There’s a playfulness to `Bridge and Tunnel` even if it’s punctuated by occasional acts of violence. The focus is on chasing up leads from the events of the first episode and as such an opportunity to broaden out some of the characters a little using a touch of humour, much of it fairly dry as far as the other agents are concerned. When it comes to Peggy and Jarvis however the dynamic is wittier and reminiscent of the old 1960s Avengers wordy camaraderie. No matter that the positions here are reversed and it’s Peggy who takes the lead the result is that the series ups a notch when these two are together.
|Peggy goes undercover again|
I’m not sure in what reality its ok for government agents to beat suspects with a stick? This scene is a slightly disconcerting one that sits uneasily with the rest of the proceedings as it seems to be acceptable practice. Captain America would not approve that’s for sure. Peggy’s co-workers remain hard to like even if you ignore this moment and need some more focus to bring out their characters.
This episode’s unlikely highlight takes place on a milk van that just happens to be packed with those implodng bombs that we glimpsed last week. It still looks incongruous to see Peggy atop this moving vehicle fighting an assailant while Jarvis tries to drive as bullets pierce the roof. It’s a well- staged sequence with enough randomness to make it thrilling and cleverly intercut with a Captain America radio play that shadows the episode for no other reason than to give it a post modern edge. So we see a punch on the van then it cuts to someone in the radio studio punching a piece of meat to give the same sound effect!. Equally though, the series manages to give Peggy hiding underneath a desk or the opening of an envelope some tension too,

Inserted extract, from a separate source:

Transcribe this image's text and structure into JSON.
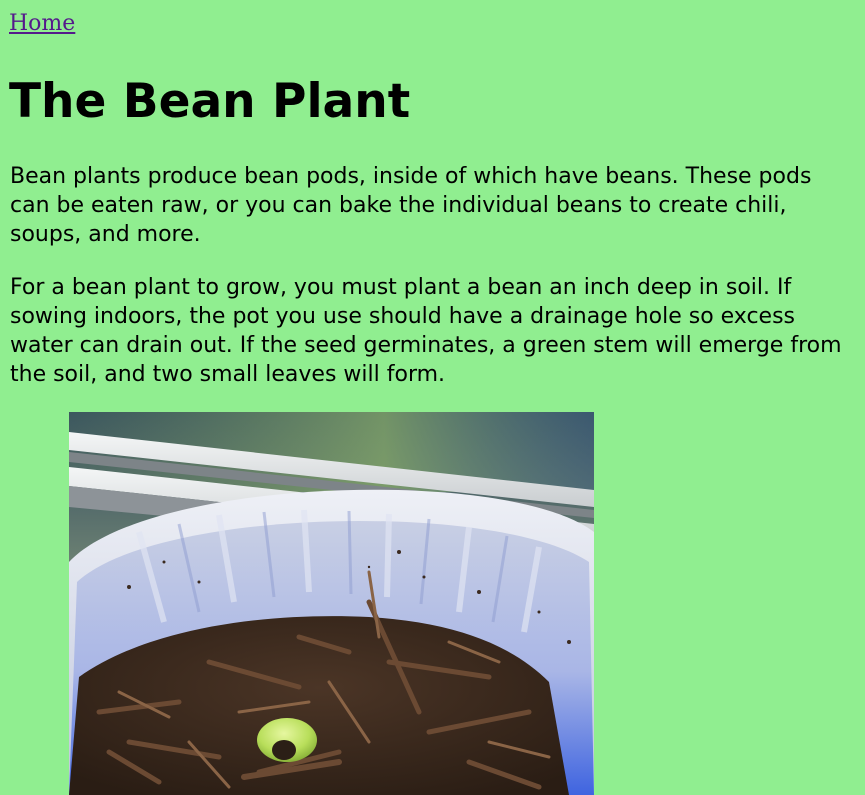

The series seems to have settled into this sort of breezy, pacy tone and no doubt later episodes will be darker but at the moment it is a promising start and seems to fit the period in which it is set particularly well